|Time to Start, About 30 Members in Attendance|
Show & Tell and Other Items Brought UpEd, who seems to be on the hunt and receiving end of many antique planes told us about a #6C Baily Jointer Plane he currently has his eye on. According to his own description it's a pretty well rusted piece that I believe is spending its time in a neighbors yard but Ed would like to get it anyway! I did a quick Ebay check and there are a number of them listed currently.
Another item of interest was brought up regarding an On-Line clearance sale that Lee Valley will be having. The dates are June 22nd. through the 26th. Here is a LINK to that information. Beth highly recommended their brad point drill bits; who knows that may be one of their clearance items!
Tim brought in a heavy duty card scraper that he began using for his guitars but has found it to be great for working on his rocking chairs as well. It's by Stuart MacDonald and although he's primarily a luthier, this LINK to his site should prove to be interesting too. There is a video dealing with the card scraper too.
|Bridge City Tool Works Crowning Plane|
|Ted's Walnut & Ash Bowl|
|Bridge City Kerfmaker|
Here is a LINK to Bridge City. There is a video explaining how to use the Kerfmaker that's pretty impressive.
|John's Ash & Curly Maple Bowl|
|Denny LaRocca's Beautiful Cherry & Maple Tool Cabinet|
Denny's Tool Cabinet
Denny LaRocca is known to all of us as Jamie's shop assistant. Here's an example of some of the work that he does as well, a tool cabinet designed to hold his ever growing collection of tools.
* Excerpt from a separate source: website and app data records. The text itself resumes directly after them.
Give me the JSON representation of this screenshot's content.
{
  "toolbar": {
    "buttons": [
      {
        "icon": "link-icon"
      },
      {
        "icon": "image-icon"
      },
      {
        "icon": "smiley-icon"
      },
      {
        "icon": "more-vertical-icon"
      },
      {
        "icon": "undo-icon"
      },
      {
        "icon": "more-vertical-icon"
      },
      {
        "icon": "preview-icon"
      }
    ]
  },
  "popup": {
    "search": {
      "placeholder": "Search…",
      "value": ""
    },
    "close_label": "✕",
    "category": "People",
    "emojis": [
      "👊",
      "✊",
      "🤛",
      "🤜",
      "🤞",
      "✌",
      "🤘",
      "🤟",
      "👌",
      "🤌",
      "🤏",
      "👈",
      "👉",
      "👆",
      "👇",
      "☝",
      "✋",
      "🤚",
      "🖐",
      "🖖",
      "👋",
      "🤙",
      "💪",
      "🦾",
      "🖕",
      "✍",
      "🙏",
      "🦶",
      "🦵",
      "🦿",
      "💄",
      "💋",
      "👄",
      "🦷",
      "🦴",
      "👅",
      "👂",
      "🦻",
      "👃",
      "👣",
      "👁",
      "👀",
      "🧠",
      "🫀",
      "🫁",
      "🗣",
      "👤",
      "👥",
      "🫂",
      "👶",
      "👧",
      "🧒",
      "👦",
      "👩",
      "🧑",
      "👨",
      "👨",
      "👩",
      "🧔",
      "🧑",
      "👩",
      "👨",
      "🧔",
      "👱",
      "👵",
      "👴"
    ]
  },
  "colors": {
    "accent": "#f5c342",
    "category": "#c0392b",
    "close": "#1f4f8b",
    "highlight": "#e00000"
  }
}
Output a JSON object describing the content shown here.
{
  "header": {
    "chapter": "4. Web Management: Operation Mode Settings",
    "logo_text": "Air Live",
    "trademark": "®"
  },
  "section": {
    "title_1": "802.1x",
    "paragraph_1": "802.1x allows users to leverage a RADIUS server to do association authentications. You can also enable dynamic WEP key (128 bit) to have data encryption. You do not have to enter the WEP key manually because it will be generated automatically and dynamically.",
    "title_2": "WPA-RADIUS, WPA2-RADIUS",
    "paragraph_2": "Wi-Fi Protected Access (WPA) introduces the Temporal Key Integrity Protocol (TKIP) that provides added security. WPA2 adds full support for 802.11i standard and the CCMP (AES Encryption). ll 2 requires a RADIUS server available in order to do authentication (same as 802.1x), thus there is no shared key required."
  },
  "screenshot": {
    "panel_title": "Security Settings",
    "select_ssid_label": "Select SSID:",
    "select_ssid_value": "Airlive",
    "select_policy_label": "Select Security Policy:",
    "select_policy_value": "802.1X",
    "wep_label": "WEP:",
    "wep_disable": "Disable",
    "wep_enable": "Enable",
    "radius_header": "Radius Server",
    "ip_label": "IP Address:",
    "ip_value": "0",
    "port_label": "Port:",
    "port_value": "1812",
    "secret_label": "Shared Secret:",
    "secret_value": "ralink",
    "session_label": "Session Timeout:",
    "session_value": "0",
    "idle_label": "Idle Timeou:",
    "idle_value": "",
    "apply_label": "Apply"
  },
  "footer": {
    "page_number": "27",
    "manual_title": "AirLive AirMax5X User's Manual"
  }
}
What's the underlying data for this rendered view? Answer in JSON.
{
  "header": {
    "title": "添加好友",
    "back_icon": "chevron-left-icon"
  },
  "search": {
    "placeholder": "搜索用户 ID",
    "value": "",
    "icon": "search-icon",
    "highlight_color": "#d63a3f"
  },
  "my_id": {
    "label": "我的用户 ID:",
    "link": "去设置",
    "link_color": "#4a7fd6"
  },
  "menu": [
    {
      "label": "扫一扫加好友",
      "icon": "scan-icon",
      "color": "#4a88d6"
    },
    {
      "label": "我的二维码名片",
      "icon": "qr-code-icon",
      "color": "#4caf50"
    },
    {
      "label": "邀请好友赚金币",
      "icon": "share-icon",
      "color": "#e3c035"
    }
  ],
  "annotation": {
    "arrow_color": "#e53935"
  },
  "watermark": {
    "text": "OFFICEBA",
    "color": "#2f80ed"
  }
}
By his own admission, he admits to sometimes buying tools on a whim only to have them gather dust somewhere in his work area -- unopened! He blames the recent Lie-Nielsen tool event at Jamie's shop as being the catalyst for this project. After spending more on Lie-Nielsens fine tools than he should have he decided that rather than have them laying around carelessly in his shop it was time to build a proper cabinet.
He began by sketching out some of his own ideas but then Jamie handed him a book called The Toolbox Book by Jim Tolpin, here's a LINK to it from Amazon. The basis for his cabinet can be found on page 101. It features machine cut dovetails and through mortise and tenon joinery. Denny modified those plans to suit his own requirements. One interesting thing he changed was the traditional use of through mortise and tenon joinery. Almost seems like a "no duh" concept seeing how he works in Jamie's shop but rather than hand cut those tenons he used the Festool Domino joiner. Check out the link if you've never sent this amazing tool in action.
It uses a piece of wood similar to the biscuit you may be familiar with:
If you checked the cabinet out closely you can see the ends of them on the front rail. Not only is this a strong way to assemble the case, it also adds a nice decorative element.
|Tool Holder Designs|
During the construction process, Denny came up with a number of different ways to hold his tools securely in the cabinet. Shown at left are some that didn't make it into the final project but were critiqued by Jamie and others in classes --- that is, if you can call a calloused "that sucks" a critique! Designs that made it into the cabinet are shown in the picture essay below but many included magnets and shaped wooden forms to hold the tools in place. As Denny acquires more tools there is enough free space in the cabinet to accommodate them.
With a project like this, one where you spend time working on it as you can it's difficult to calculate the amount of hours you spend. Conservatively, Denny guesses at about 100-150 hours. The doors hinge on continuous piano hinges and are held shut with magnets. The finish is Watco oil.
He elected to have Cimarron Drawers do the dovetail work on these with wood he supplied to ensure a nice flow of the grain all the way across the cabinet. Larger drawers have small, finger jointed drawers inside of them for better organization:
|Note the exposed Domino tenon on the rail between the drawers|
Here are some of the detailed photos of the various tool holders:
|Marking Gauges and Lay-Out Tools|
As part of his tool kit, Denny showed off his shop made mallet. It's filled with shot but an interesting feature is the unequal curved shape by the head. The purpose of this is so that when he chokes up on the handle for better control, his thumb fits nicely into the shorter radius -- smart idea!
|Denny's shop made mallet|